Jams and Jellies FAQ's

jelly preparationWhat happens to jam or jelly when only half the amount of sugar needed is used in making a batch?
A gel cannot form and you wind up with syrup, not jam or jelly.

What is the result when a jam or jelly recipe is doubled?
When a double batch is made and cooked for the usual time, it will be undercooked making it soft and runny. If boiled longer, it will have caramelized flavor and dark color.

Is it necessary to process jams and preserves in a boiling water bath?
Yes. This is the safest way to keep jams and jellies shelf stable and to prevent any bacterial or mold growth. Adding wax to the top of the product is no longer recommended as this encourages mold growth.

Is it all right to use moldy jam?
If there is just a little bit, spoon off the top 1/2 inch before using the product. If there is a lot of mold, throw it out!

Can you substitute powdered pectin for liquid pectin in a recipe?
No. They are not interchangeable.

If freezer jam is too soft, how can you make it thicker?
Bring it to a boil. It should thicken when it cools.

Why is my jelly "gummy"?
It has been overcooked.

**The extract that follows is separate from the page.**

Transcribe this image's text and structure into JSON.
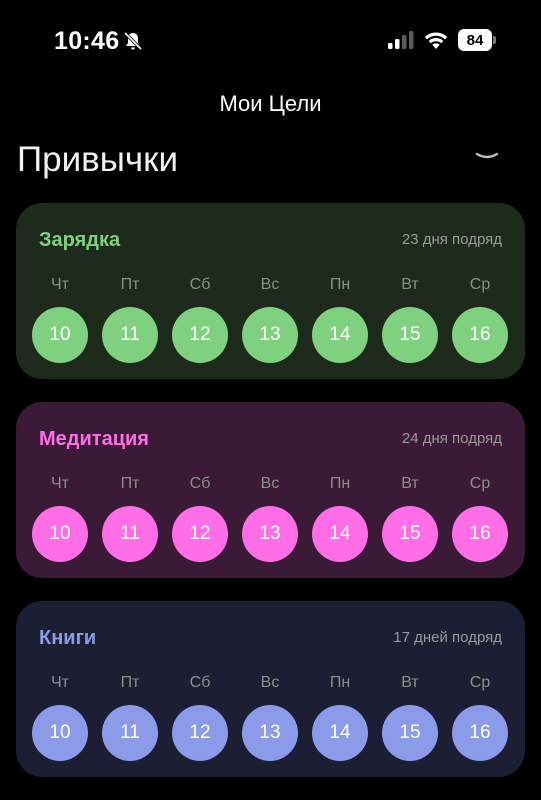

What causes crystals to form in grape jelly?
The crystals are tartrate crystals in the grape juice. To remove them, let the crystals settle out of the extracted juice by refrigerating overnight. Strain the juice to remove the crystals before making jelly.